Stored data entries
——————————
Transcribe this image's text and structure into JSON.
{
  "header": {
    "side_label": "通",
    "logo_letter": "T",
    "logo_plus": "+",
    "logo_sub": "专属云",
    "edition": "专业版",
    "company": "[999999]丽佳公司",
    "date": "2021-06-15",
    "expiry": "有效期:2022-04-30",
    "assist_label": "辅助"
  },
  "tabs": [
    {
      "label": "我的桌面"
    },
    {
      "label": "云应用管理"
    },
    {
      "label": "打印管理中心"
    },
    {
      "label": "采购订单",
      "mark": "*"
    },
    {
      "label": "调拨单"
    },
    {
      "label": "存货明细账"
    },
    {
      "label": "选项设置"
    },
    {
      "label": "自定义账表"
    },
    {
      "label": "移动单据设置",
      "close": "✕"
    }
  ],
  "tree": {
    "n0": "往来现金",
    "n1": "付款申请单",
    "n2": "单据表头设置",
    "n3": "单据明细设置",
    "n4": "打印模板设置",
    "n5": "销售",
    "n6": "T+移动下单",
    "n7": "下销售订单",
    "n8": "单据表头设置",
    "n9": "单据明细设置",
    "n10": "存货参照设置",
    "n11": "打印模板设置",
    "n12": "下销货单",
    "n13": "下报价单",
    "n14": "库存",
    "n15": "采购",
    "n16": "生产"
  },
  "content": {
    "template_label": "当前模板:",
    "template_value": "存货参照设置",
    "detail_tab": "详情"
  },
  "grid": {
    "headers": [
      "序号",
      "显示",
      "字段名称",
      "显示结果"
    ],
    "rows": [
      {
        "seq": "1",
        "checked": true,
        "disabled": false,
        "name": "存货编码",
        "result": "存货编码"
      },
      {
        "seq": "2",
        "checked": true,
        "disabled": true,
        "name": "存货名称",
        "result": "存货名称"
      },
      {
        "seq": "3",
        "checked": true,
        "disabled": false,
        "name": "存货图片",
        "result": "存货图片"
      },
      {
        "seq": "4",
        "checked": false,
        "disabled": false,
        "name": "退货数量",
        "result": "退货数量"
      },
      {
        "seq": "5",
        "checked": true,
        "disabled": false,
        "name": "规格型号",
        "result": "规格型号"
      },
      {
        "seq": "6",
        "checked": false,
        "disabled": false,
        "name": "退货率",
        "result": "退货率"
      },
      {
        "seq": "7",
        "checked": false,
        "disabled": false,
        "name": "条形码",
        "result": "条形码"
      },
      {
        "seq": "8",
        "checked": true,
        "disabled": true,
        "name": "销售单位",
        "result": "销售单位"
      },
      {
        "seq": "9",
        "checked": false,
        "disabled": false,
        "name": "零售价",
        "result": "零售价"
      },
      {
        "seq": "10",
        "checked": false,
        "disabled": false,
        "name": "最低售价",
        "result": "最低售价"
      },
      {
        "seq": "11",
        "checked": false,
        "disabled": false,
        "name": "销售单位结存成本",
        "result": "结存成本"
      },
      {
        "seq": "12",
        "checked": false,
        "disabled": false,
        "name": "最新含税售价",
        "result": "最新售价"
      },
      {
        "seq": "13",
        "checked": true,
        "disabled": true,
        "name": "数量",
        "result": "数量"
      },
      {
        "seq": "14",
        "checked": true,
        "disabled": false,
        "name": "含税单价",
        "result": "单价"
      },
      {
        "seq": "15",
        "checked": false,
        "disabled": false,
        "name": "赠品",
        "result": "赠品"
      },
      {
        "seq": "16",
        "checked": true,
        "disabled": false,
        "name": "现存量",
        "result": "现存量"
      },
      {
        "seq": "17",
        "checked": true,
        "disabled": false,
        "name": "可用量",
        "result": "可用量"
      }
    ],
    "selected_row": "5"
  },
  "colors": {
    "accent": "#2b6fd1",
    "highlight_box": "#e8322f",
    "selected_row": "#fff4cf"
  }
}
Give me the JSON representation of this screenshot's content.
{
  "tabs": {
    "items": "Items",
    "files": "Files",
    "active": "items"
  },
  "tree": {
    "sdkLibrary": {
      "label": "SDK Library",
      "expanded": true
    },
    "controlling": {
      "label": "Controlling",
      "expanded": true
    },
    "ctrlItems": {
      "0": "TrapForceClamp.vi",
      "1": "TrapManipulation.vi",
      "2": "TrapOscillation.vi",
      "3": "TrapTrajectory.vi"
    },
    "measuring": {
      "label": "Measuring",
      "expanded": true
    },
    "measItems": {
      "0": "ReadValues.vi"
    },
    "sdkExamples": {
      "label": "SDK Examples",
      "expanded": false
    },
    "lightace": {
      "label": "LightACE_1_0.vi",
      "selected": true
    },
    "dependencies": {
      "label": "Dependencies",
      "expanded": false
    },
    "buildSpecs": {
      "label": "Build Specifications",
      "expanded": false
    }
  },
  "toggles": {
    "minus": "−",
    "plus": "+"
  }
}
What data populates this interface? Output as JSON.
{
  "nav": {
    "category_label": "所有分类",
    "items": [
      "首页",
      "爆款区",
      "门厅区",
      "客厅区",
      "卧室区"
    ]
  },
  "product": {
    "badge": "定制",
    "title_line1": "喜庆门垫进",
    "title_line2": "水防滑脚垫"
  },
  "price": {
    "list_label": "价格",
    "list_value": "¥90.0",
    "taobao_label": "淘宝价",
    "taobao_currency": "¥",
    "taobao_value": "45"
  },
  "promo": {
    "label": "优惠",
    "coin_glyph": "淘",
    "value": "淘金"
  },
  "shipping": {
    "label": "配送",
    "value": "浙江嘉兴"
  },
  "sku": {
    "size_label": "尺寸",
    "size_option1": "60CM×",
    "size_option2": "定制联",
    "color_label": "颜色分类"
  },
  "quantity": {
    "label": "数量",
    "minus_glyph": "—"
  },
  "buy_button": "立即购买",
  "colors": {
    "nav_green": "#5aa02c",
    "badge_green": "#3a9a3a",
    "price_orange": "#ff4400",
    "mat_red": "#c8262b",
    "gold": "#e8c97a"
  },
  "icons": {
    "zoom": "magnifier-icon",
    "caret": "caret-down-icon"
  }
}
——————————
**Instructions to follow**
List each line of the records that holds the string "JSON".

**Result**
Transcribe this image's text and structure into JSON.
Give me the JSON representation of this screenshot's content.
What data populates this interface? Output as JSON.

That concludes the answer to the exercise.